-- Data listing follows --
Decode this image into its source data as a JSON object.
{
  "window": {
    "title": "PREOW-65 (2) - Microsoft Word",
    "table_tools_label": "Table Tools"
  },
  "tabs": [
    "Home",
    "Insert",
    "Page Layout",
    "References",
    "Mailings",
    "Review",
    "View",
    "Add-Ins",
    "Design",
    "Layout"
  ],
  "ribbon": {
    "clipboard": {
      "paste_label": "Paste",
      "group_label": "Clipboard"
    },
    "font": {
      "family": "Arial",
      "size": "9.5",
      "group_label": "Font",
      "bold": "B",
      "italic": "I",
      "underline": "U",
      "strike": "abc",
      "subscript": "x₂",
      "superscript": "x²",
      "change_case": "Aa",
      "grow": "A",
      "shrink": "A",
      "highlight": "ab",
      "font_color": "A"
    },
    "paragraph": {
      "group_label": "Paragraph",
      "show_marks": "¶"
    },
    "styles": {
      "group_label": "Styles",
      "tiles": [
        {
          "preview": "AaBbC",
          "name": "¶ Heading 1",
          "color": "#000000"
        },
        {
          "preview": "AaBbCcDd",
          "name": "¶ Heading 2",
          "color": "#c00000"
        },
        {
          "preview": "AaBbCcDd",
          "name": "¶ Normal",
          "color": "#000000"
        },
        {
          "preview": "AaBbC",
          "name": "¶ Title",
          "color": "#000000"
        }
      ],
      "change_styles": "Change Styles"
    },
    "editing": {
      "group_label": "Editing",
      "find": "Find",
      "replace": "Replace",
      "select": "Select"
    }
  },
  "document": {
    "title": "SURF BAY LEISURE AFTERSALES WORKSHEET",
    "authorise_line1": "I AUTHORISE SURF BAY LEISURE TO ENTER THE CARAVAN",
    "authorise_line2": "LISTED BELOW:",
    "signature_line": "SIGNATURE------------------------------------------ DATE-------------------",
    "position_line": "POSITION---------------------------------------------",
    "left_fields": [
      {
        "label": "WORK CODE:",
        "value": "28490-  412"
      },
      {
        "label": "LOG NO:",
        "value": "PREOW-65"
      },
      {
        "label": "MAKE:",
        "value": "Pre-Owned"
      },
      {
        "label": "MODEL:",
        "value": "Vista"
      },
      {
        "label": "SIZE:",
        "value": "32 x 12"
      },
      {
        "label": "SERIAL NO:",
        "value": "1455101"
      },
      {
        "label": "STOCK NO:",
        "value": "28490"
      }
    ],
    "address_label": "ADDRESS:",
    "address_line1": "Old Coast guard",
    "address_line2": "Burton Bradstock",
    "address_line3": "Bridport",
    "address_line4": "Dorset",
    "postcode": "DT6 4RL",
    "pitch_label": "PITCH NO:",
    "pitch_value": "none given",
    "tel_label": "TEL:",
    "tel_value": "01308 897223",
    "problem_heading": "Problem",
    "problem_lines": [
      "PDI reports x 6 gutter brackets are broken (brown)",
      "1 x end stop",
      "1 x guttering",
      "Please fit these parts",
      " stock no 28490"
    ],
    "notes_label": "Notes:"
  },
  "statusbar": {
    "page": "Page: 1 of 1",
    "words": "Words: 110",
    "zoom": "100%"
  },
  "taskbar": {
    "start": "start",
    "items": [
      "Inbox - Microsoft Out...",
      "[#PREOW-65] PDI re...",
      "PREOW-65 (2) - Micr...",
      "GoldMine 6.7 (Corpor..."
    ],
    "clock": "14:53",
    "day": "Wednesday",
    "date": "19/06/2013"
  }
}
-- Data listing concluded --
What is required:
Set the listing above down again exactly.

The answer:
Decode this image into its source data as a JSON object.
{
  "window": {
    "title": "PREOW-65 (2) - Microsoft Word",
    "table_tools_label": "Table Tools"
  },
  "tabs": [
    "Home",
    "Insert",
    "Page Layout",
    "References",
    "Mailings",
    "Review",
    "View",
    "Add-Ins",
    "Design",
    "Layout"
  ],
  "ribbon": {
    "clipboard": {
      "paste_label": "Paste",
      "group_label": "Clipboard"
    },
    "font": {
      "family": "Arial",
      "size": "9.5",
      "group_label": "Font",
      "bold": "B",
      "italic": "I",
      "underline": "U",
      "strike": "abc",
      "subscript": "x₂",
      "superscript": "x²",
      "change_case": "Aa",
      "grow": "A",
      "shrink": "A",
      "highlight": "ab",
      "font_color": "A"
    },
    "paragraph": {
      "group_label": "Paragraph",
      "show_marks": "¶"
    },
    "styles": {
      "group_label": "Styles",
      "tiles": [
        {
          "preview": "AaBbC",
          "name": "¶ Heading 1",
          "color": "#000000"
        },
        {
          "preview": "AaBbCcDd",
          "name": "¶ Heading 2",
          "color": "#c00000"
        },
        {
          "preview": "AaBbCcDd",
          "name": "¶ Normal",
          "color": "#000000"
        },
        {
          "preview": "AaBbC",
          "name": "¶ Title",
          "color": "#000000"
        }
      ],
      "change_styles": "Change Styles"
    },
    "editing": {
      "group_label": "Editing",
      "find": "Find",
      "replace": "Replace",
      "select": "Select"
    }
  },
  "document": {
    "title": "SURF BAY LEISURE AFTERSALES WORKSHEET",
    "authorise_line1": "I AUTHORISE SURF BAY LEISURE TO ENTER THE CARAVAN",
    "authorise_line2": "LISTED BELOW:",
    "signature_line": "SIGNATURE------------------------------------------ DATE-------------------",
    "position_line": "POSITION---------------------------------------------",
    "left_fields": [
      {
        "label": "WORK CODE:",
        "value": "28490-  412"
      },
      {
        "label": "LOG NO:",
        "value": "PREOW-65"
      },
      {
        "label": "MAKE:",
        "value": "Pre-Owned"
      },
      {
        "label": "MODEL:",
        "value": "Vista"
      },
      {
        "label": "SIZE:",
        "value": "32 x 12"
      },
      {
        "label": "SERIAL NO:",
        "value": "1455101"
      },
      {
        "label": "STOCK NO:",
        "value": "28490"
      }
    ],
    "address_label": "ADDRESS:",
    "address_line1": "Old Coast guard",
    "address_line2": "Burton Bradstock",
    "address_line3": "Bridport",
    "address_line4": "Dorset",
    "postcode": "DT6 4RL",
    "pitch_label": "PITCH NO:",
    "pitch_value": "none given",
    "tel_label": "TEL:",
    "tel_value": "01308 897223",
    "problem_heading": "Problem",
    "problem_lines": [
      "PDI reports x 6 gutter brackets are broken (brown)",
      "1 x end stop",
      "1 x guttering",
      "Please fit these parts",
      " stock no 28490"
    ],
    "notes_label": "Notes:"
  },
  "statusbar": {
    "page": "Page: 1 of 1",
    "words": "Words: 110",
    "zoom": "100%"
  },
  "taskbar": {
    "start": "start",
    "items": [
      "Inbox - Microsoft Out...",
      "[#PREOW-65] PDI re...",
      "PREOW-65 (2) - Micr...",
      "GoldMine 6.7 (Corpor..."
    ],
    "clock": "14:53",
    "day": "Wednesday",
    "date": "19/06/2013"
  }
}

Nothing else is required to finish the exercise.